Both the comment and the first answer help you solve for constant parallel compute time, but that's a little different than solving for constant efficiency.
As noted above, parallel efficiency is defined by how effectively you're making use of your multiple processors. 100% efficiency would mean that you're getting a factor of p speedup from using p processors; so efficiency is defined in terms of speedup per processor:
So now you want to consider constant efficiency if you're increasing the number of processors by a factor k and the problem size by a factor k'.
Let's first do this without the "parallel overhead" term involving log(p):
Eg, efficiency is always 1, so you don't need to do anything to problem size as you vary processor number.
But because there is some overhead, for constant efficiency you need to tackle larger problem sizes as you scale up. With the overhead term, you get
Let's look at the asymptotics here -- if you're already at an infinite number of processors, you're already at zero efficiency (because there's zero work per processor but an infinite overhead), so you can keep problem size constant; efficiency will stay the same.
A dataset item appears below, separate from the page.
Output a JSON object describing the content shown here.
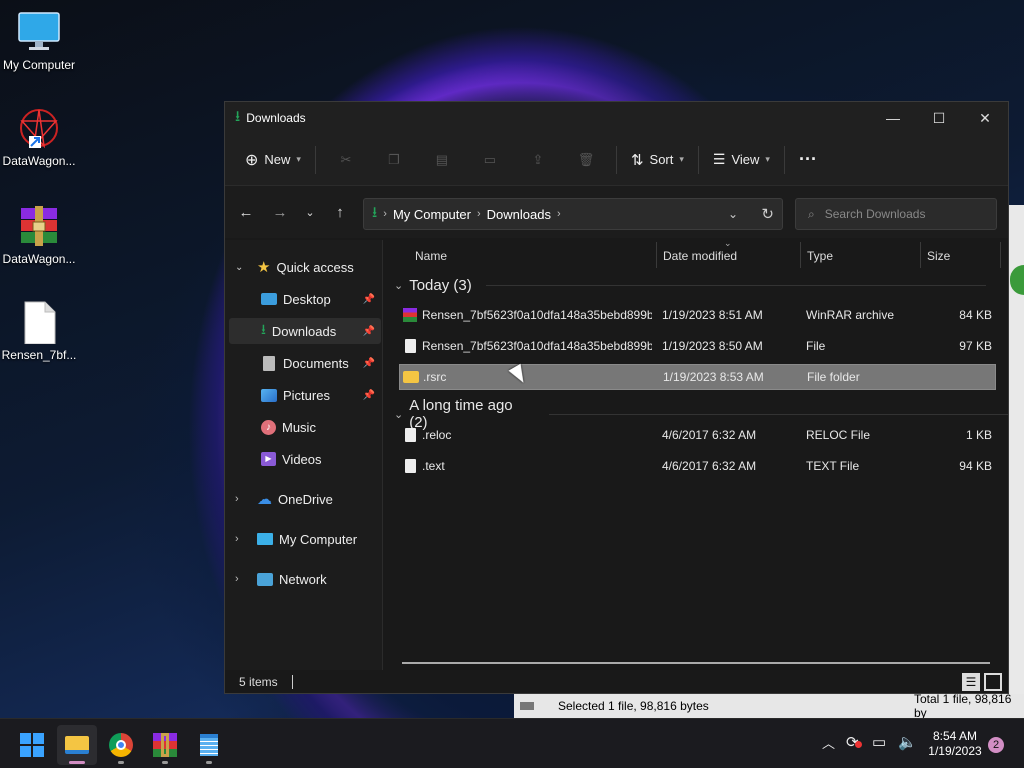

On the other hand, you're never going to be able to increase the problem size enough to regain the parallel efficiency you had at p=1; that was 100% and anything you do will necessarily have less than that because of the overhead.
Also note that the amount you have to increase the problem size is always going to be at least a little bit more than the factor by which you increase the number of processors.
In the particular case you're looking at, p=8, k=2, and you need to increase your problem size by 2+2/3.